I was lucky enough to catch a sold out show at the Beacon Theater in New York on September 11th, a somber day to which Anderson brought some happiness. His enthusiasm and musicianship delighted fans on a nostalgia-filled romp through the band’s history.
The first half of the show was an homage to Tull’s early days, and featured some bluesy gems like “Love Story,” “Someday the Sun Won’t Shine for You,” and “Dharma for One.” “A Song for Jeffrey” was introduced by 70s era bassist Jeffrey Hammond, one of the 37 musicians who’ve been part of Tull over the years, and for whom the song is named. More video introductions followed throughout the night from former members and famous fans, like Guns n’ Roses’ Slash, and Black Sabbath’s Tony Iommi, who in 1968 briefly played in Tull, just before longtime guitarist Martin Barre joined.
Though Ian and Martin went their separate ways in 2011, it would’ve been nice to see an acknowledgement of Barre, who is now doing his own tour featuring the music of Tull. That is not meant as a slight to Anderson’s gifted guitarist, Florian Ophale, who got to show off his pyrotechnics in the second set, when the band played some of their heaviest numbers, closing it out as always with raucous versions of “Aqualung” and “Locomotive Breath” that left the crowd wanting more.
What is it about Jethro Tull that’s kept them going for fifty years? There’s plenty of virtuoso playing in the band’s catalog, and mind-bending prog-rock fun through some of their best records. At 71, Anderson still has the charisma and energy of a great frontman, nimbly dancing around stage all night, and playing the flute on one leg as if he were a man decades younger.

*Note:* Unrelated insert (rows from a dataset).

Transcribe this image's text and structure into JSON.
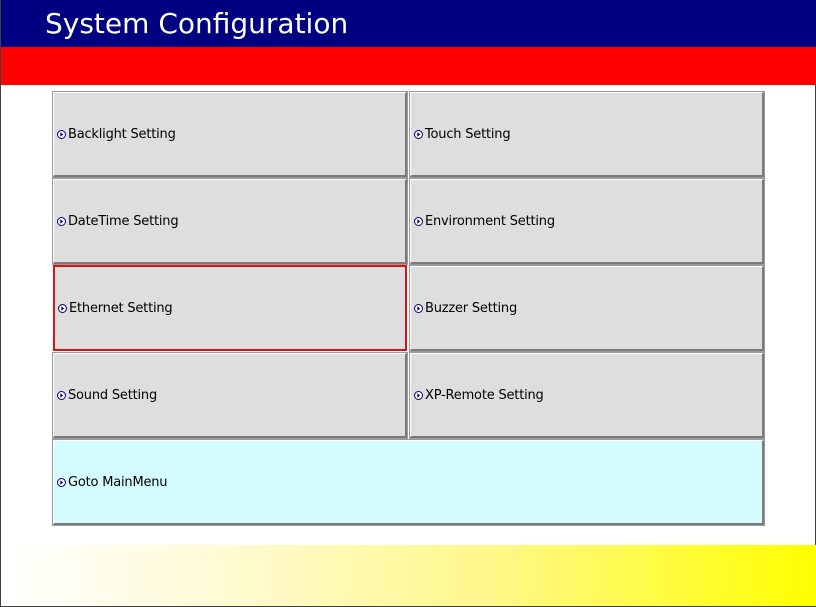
{
  "title_bar": {
    "title": "System Configuration"
  },
  "colors": {
    "title_bg": "#000080",
    "accent_red": "#ff0000",
    "button_bg": "#dedede",
    "main_menu_bg": "#d4fbfd",
    "selection_border": "#e01010",
    "footer_gradient_end": "#ffff00"
  },
  "menu": {
    "items": [
      {
        "label": "Backlight Setting",
        "icon": "arrow-right-circle-icon"
      },
      {
        "label": "Touch Setting",
        "icon": "arrow-right-circle-icon"
      },
      {
        "label": "DateTime Setting",
        "icon": "arrow-right-circle-icon"
      },
      {
        "label": "Environment Setting",
        "icon": "arrow-right-circle-icon"
      },
      {
        "label": "Ethernet Setting",
        "icon": "arrow-right-circle-icon",
        "selected": true
      },
      {
        "label": "Buzzer Setting",
        "icon": "arrow-right-circle-icon"
      },
      {
        "label": "Sound Setting",
        "icon": "arrow-right-circle-icon"
      },
      {
        "label": "XP-Remote Setting",
        "icon": "arrow-right-circle-icon"
      }
    ],
    "main_menu": {
      "label": "Goto MainMenu",
      "icon": "arrow-right-circle-icon"
    }
  }
}
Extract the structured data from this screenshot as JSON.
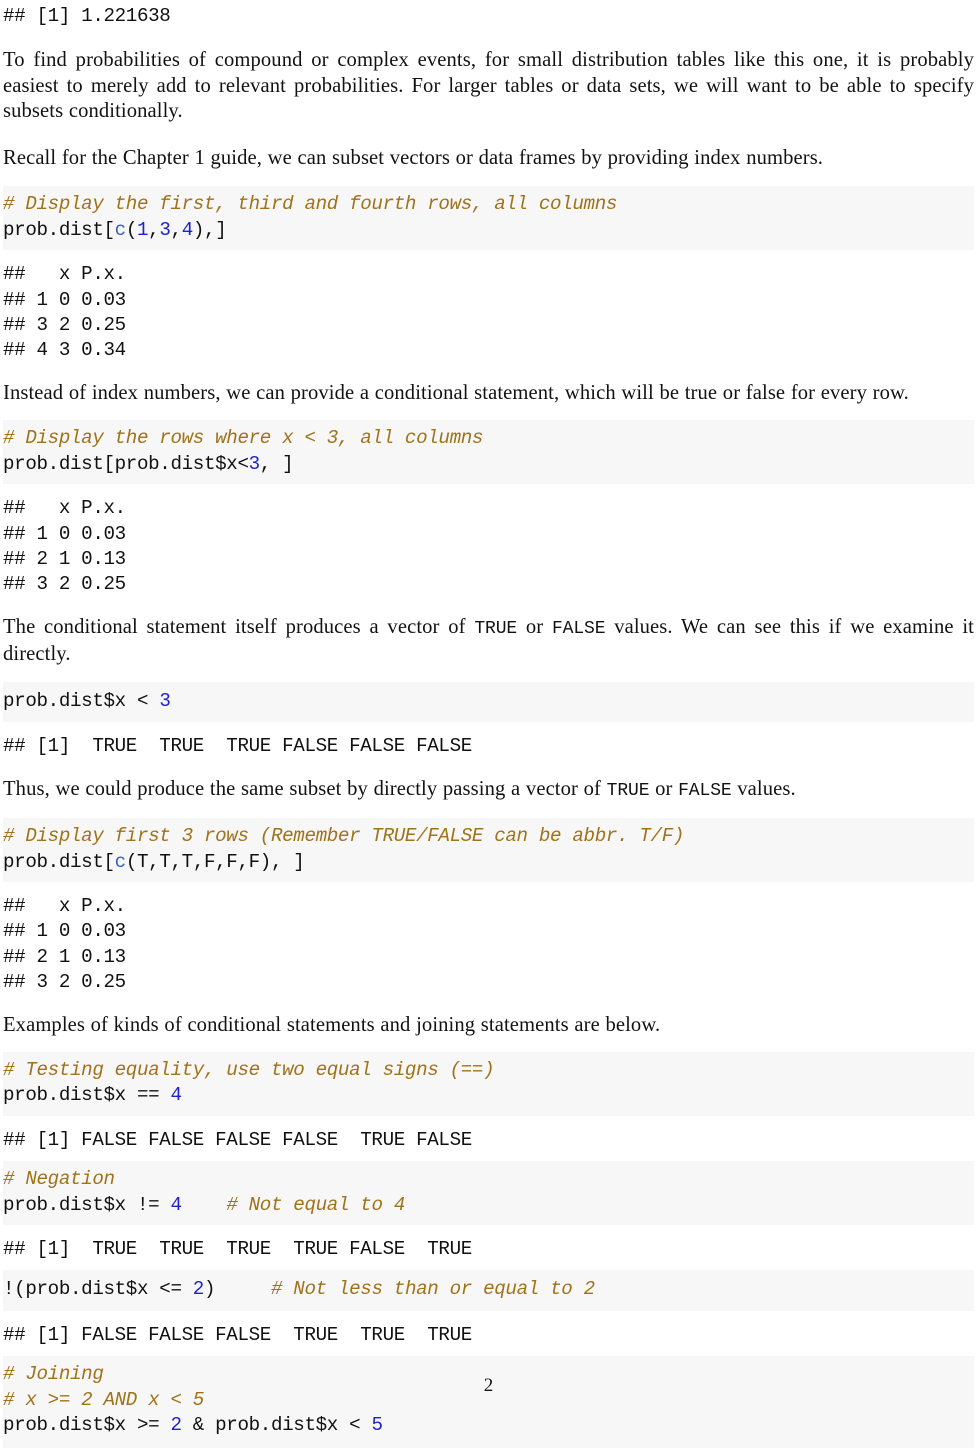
{
  "document": {
    "page_number": "2",
    "colors": {
      "chunk_background": "#f7f7f7",
      "page_background": "#ffffff",
      "comment": "#a0721a",
      "number_literal": "#2020cc",
      "function_name": "#3c60c8",
      "body_text": "#121212"
    }
  },
  "blocks": {
    "output_0": "## [1] 1.221638",
    "para_1": "To find probabilities of compound or complex events, for small distribution tables like this one, it is probably easiest to merely add to relevant probabilities. For larger tables or data sets, we will want to be able to specify subsets conditionally.",
    "para_2": "Recall for the Chapter 1 guide, we can subset vectors or data frames by providing index numbers.",
    "chunk_1": {
      "comment": "# Display the first, third and fourth rows, all columns",
      "code_prefix": "prob.dist[",
      "code_fn": "c",
      "code_open": "(",
      "n1": "1",
      "sep1": ",",
      "n2": "3",
      "sep2": ",",
      "n3": "4",
      "code_suffix": "),]"
    },
    "output_1": "##   x P.x.\n## 1 0 0.03\n## 3 2 0.25\n## 4 3 0.34",
    "para_3": "Instead of index numbers, we can provide a conditional statement, which will be true or false for every row.",
    "chunk_2": {
      "comment": "# Display the rows where x < 3, all columns",
      "code_prefix": "prob.dist[prob.dist$x<",
      "n1": "3",
      "code_suffix": ", ]"
    },
    "output_2": "##   x P.x.\n## 1 0 0.03\n## 2 1 0.13\n## 3 2 0.25",
    "para_4_a": "The conditional statement itself produces a vector of ",
    "para_4_true": "TRUE",
    "para_4_b": " or ",
    "para_4_false": "FALSE",
    "para_4_c": " values. We can see this if we examine it directly.",
    "chunk_3": {
      "code_prefix": "prob.dist$x < ",
      "n1": "3"
    },
    "output_3": "## [1]  TRUE  TRUE  TRUE FALSE FALSE FALSE",
    "para_5_a": "Thus, we could produce the same subset by directly passing a vector of ",
    "para_5_true": "TRUE",
    "para_5_b": " or ",
    "para_5_false": "FALSE",
    "para_5_c": " values.",
    "chunk_4": {
      "comment": "# Display first 3 rows (Remember TRUE/FALSE can be abbr. T/F)",
      "code_prefix": "prob.dist[",
      "code_fn": "c",
      "code_suffix": "(T,T,T,F,F,F), ]"
    },
    "output_4": "##   x P.x.\n## 1 0 0.03\n## 2 1 0.13\n## 3 2 0.25",
    "para_6": "Examples of kinds of conditional statements and joining statements are below.",
    "chunk_5": {
      "comment": "# Testing equality, use two equal signs (==)",
      "code_prefix": "prob.dist$x == ",
      "n1": "4"
    },
    "output_5": "## [1] FALSE FALSE FALSE FALSE  TRUE FALSE",
    "chunk_6": {
      "comment": "# Negation",
      "code_prefix": "prob.dist$x != ",
      "n1": "4",
      "code_gap": "    ",
      "trailing_comment": "# Not equal to 4"
    },
    "output_6": "## [1]  TRUE  TRUE  TRUE  TRUE FALSE  TRUE",
    "chunk_7": {
      "code_prefix": "!(prob.dist$x <= ",
      "n1": "2",
      "code_suffix": ")",
      "code_gap": "     ",
      "trailing_comment": "# Not less than or equal to 2"
    },
    "output_7": "## [1] FALSE FALSE FALSE  TRUE  TRUE  TRUE",
    "chunk_8": {
      "comment_1": "# Joining",
      "comment_2": "# x >= 2 AND x < 5",
      "code_prefix": "prob.dist$x >= ",
      "n1": "2",
      "code_mid": " & prob.dist$x < ",
      "n2": "5"
    }
  }
}
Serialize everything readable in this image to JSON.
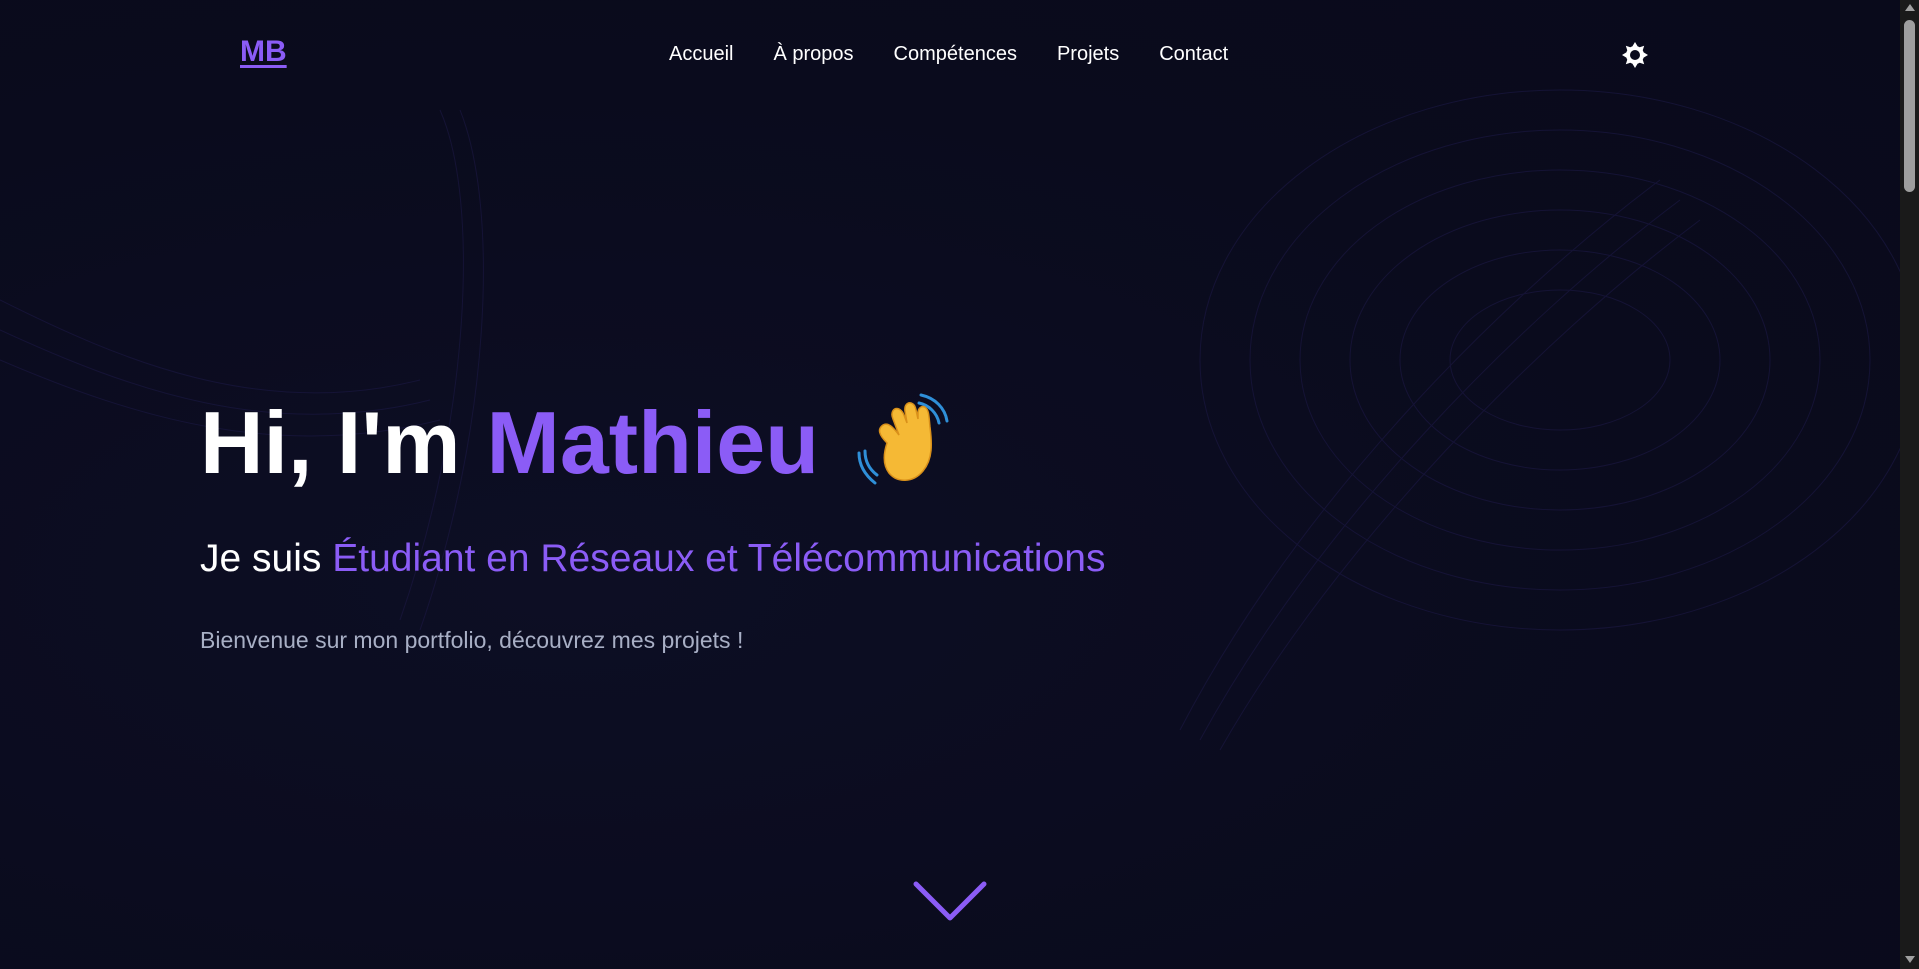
{
  "navbar": {
    "logo": "MB",
    "links": [
      "Accueil",
      "À propos",
      "Compétences",
      "Projets",
      "Contact"
    ],
    "theme_toggle_icon": "sun-icon"
  },
  "hero": {
    "greeting": "Hi, I'm",
    "name": "Mathieu",
    "wave_icon": "waving-hand-icon",
    "subtitle_prefix": "Je suis",
    "subtitle_role": "Étudiant en Réseaux et Télécommunications",
    "description": "Bienvenue sur mon portfolio, découvrez mes projets !",
    "scroll_icon": "chevron-down-icon"
  },
  "colors": {
    "background": "#0a0b1d",
    "accent": "#8b5cf6",
    "text": "#ffffff",
    "muted_text": "#a8afc5"
  }
}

This is music that fans have an emotional connection with too. In “Songs from the Wood” Anderson joyfully declares, “Life’s long celebration’s here, I’ll toast you all in penny cheer.” In “Farm on the Freeway,” he sings in the voice of a struggling farmer, “Now they might give me compensation/That’s not what I’m chasing, I was a rich man before yesterday” and it’s hard not to feel sympathy. Listening to “My God,” I couldn’t help but think about the ongoing church crisis; this song may not be party music, but it’s a bruising, heavy rock number, and makes for solid everyman theology.
And then we came to Aqualung, the lonesome, homeless tramp sitting on the park bench, introduced with thundering guitar, like a blast from another world, but when Anderson sings “You poor old sod, you see, it’s only me,” there’s a flash of shared humanity that makes a listener reconsider things, as great music should. It’s a pretty neat trick to have a song of such depth that can also blow the roof off a concert hall. Ian Anderson and his merry band have pulled it off for five decades, and that’s worthy of celebration.